Today I am embracing my inner badass mother. On the outside, I am your typical late thirties, skinny jean-wearing, pot-planting, SUV driving mother. But on the inside, I am transitioning to a hip-hop rapping, bling wearing, chin nodding and ‘aha aha’ murmuring, badass!
Or at least, I am trying to.
Parenting teens is difficult, especially as a single mother. I do not have moral backup. I cannot tag-out of the difficult issues I am not naturally adept at addressing. I am no longer their soft place to fall. I am not cool to be around in public. I know nothing…even when my academic credentials prove otherwise. I am defeated in strength and stature. I am not intimidating when I am angry, and my opinion of disappointing behaviour is now rather insignificant.
Up until recently, my children have been my whole world. All my decisions have had their wellbeing at the forefront. I have sacrificed my whole self for them. I relinquished full night’s sleep for a decade, to ensure the management of health conditions was optimal. I worked hard to finance their private schooling. I have juggled weekly life to take them to hundreds of hours of appointments and therapies. I have frozen my tooshie off in winter at Saturday morning soccer. I have driven them across the countryside for music lessons. I have made sure they had nice clothes, haircuts, toys, and books. I have sidelined my own interests and goals and put their needs first.
If I am brutally honest, a small percentage of this sacrifice, has been for my own glory. The glory of being hailed a “good mother”, the accolades from friends of “I don’t know how you do it”, the social media affirmation of staged milestone photos, the recognition at Mother’s Day Church services complete with lapel flower and chocolate hearts, shining case plan reports from social workers who were relieved that my deeds reduced their own workload, the pictures for the family portrait wall, the inner fulfillment of knowing I’m a ‘good Christian woman’.
Another part has also been to compensate for the guilt of being divorced. My subconscious inner voice often reminds me of these failures yet can be easily be ignored when I am busy caring for the children. Being rejected as a wife is the ultimate shame, however if the children turn out ‘alright’, my sins appear forgiven. I can hold my head high in my community! Redemption is possible! My logic tells me, ‘if I can’t be a good wife, then I’ll be a good mother’!
But sacrificing all is what a ‘good mother’ does, right?
Despite all my intentions and sacrifices, I feel as though I have come up short. Have they all been worth it?
The pre-teen to teenage season, has not gone to plan. I was not successful at shielding my children from the dysfunctions of my marriage and its effect on them. Toxic patterns have started to rear their ugly heads, and out of necessity, I’ve had to change my tune from ‘mother of the year who sacrifices all’…to ‘badass who accepts none of your ****** (insert your own adjective here).

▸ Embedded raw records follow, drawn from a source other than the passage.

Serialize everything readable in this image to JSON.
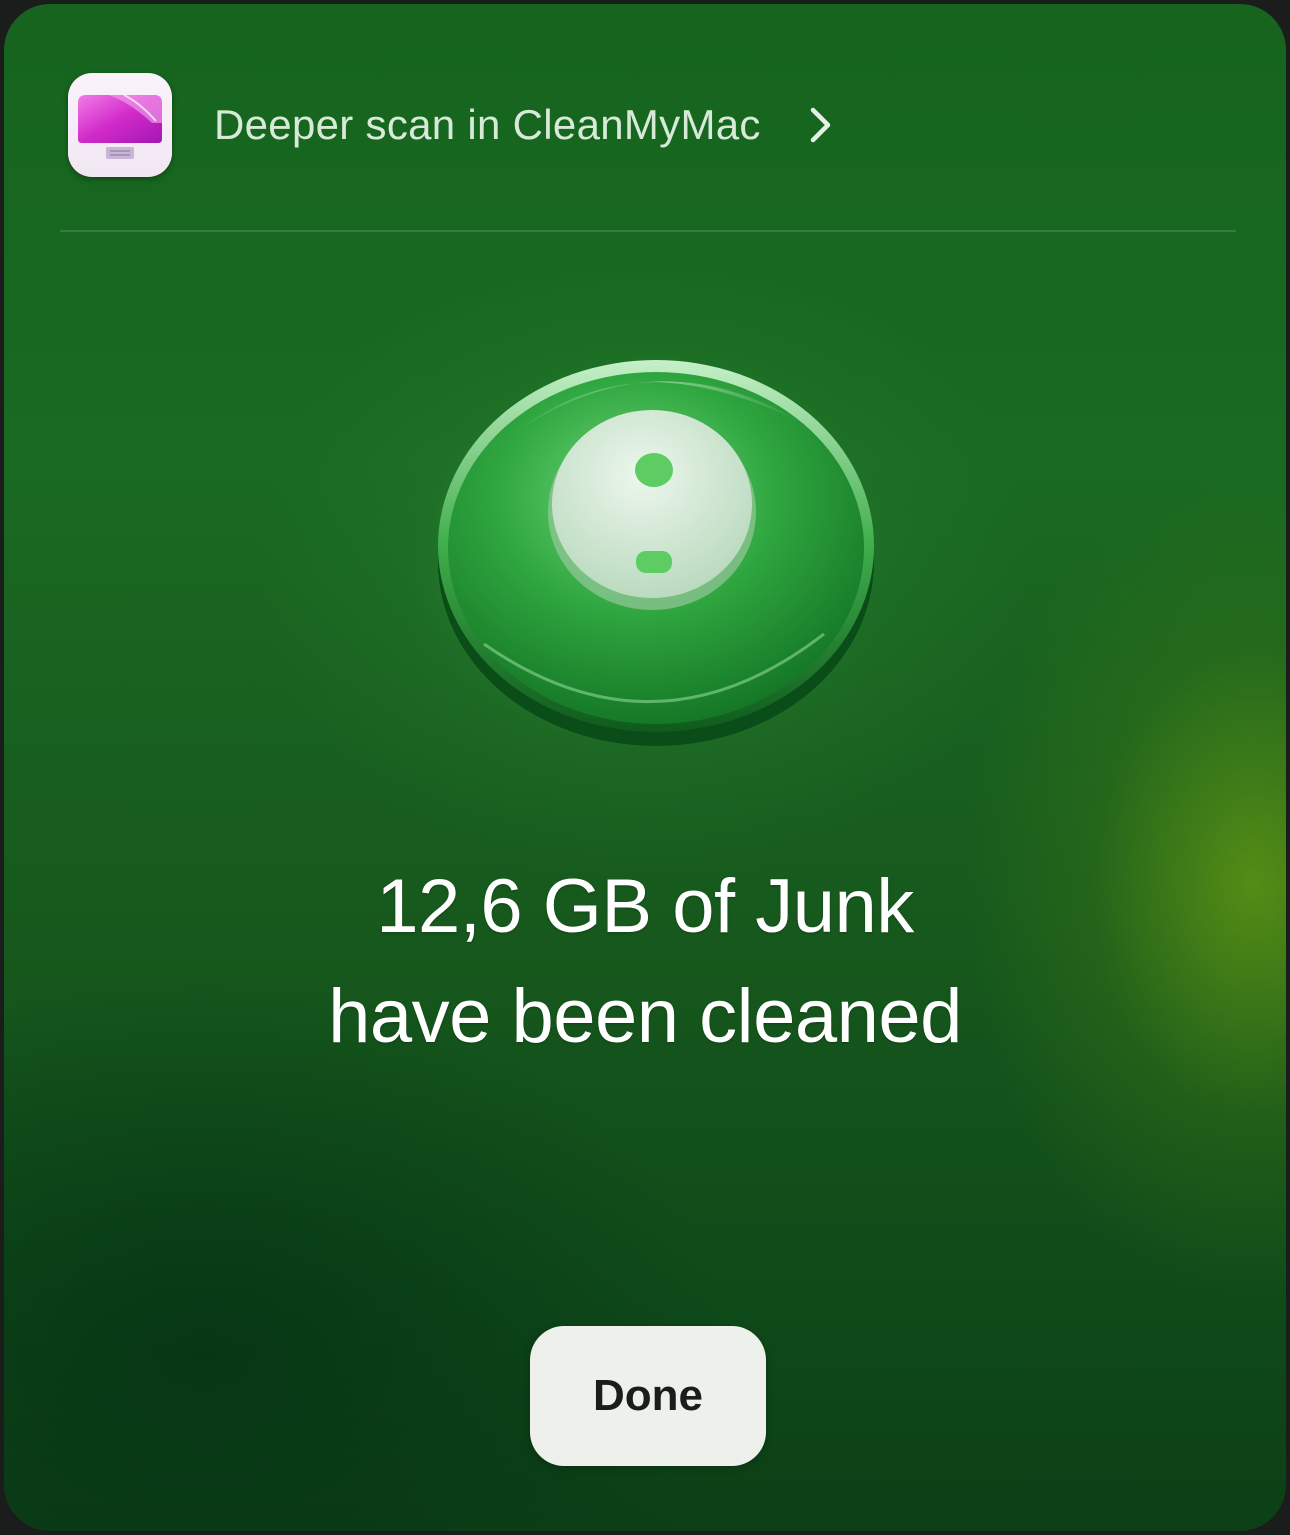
{
  "header": {
    "app_icon": "cleanmymac-app-icon",
    "link_label": "Deeper scan in CleanMyMac",
    "chevron_icon": "chevron-right-icon"
  },
  "illustration": {
    "icon": "green-disc-icon"
  },
  "result": {
    "line1": "12,6 GB of Junk",
    "line2": "have been cleaned"
  },
  "actions": {
    "done_label": "Done"
  },
  "colors": {
    "background_green": "#17591d",
    "accent_lime": "#5f9614",
    "app_icon_magenta": "#d12bc9",
    "button_bg": "#eef0ec"
  }
}
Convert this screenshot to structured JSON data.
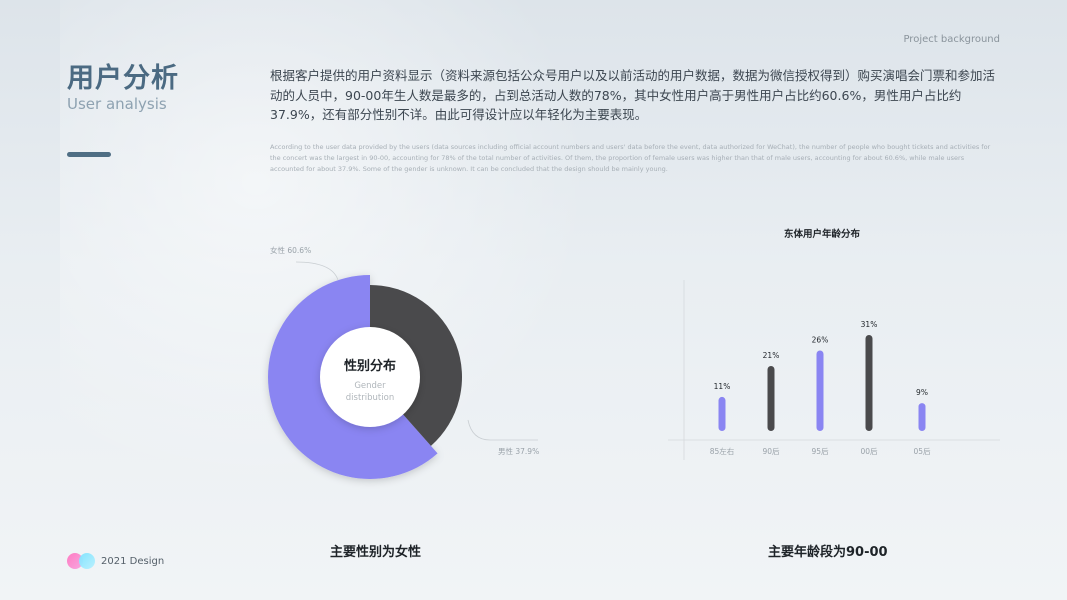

This badass-mother-in-training does not sacrifice all. She invests where it is fruitful, enforces boundaries, refuses disrespect, and elevates her own self-worth, fulfillment, and safety above her children’s. (I felt guilty just writing that sentence…this badass is still a work in progress…clearly!)
The transition has been frightening. It has taken me years of failed attempts at faulty behaviour and co-parenting negotiations to arrive at the only option left at my disposal.
Hand the children over to their circumstances, desires, and ultimately…their God.
Over time there has been incessant regressions, then re-attempts to…
Let go. Let go. Let go.
Let go of their health.
Let go of their moral development.
Let go of their education.
Let go of their opinion of you.
Let go of other’s opinions of you.
Fast forward a year or two, and this is where it has led me.
Make no mistake, letting go hurts. It hurts a lot.
I regularly grieve. I mourn. I am disappointed that my family is not what I desired.
But I still love them. In a different way. In a safer way.
If I had continued the path I was on, it would have been more of the same for years to come. Arguments, power-struggles, constantly explaining myself, broken things, being used and manipulated, name calling, pleading for co-parenting and department support and character assassinations. It would lead to a future of toxic relationships not only for myself, but for my children and their future partners and families. I could see history repeating itself over decades, I could possibly still be a victim of it as an elderly woman. Round and round the abuse cycle.
Instead, by embracing my inner badass, it is possible me and my children will have a different outcome. I acknowledge there is a risk that I will lose them completely, however, I have placed those worries in God’s hands. Instead I try to focus on the goal of my children learning that all people have limits and all people deserve respect. That choices have consequences, good and bad. Forgiveness can be sought; however, repeated negative behavior does not need to be accepted.
So, I have been on a journey towards badass-ness. Yes, I have been accused of ‘rejection’, and I have faced the dreaded fear of ‘what if people call me a ‘bad mother’’.
But it no longer has power over me.
I am fighting for my children by putting my skinny jean-wearing, pot-planting, SUV driving weapons down, and instead laying my family’s future at the foot of the cross. His will be done, not mine.
I am now free of cursed maternal expectations and guilt trips, and let me tell you, it is nothing short of empowering and enlightening.
Will you join me and become a badass mother too?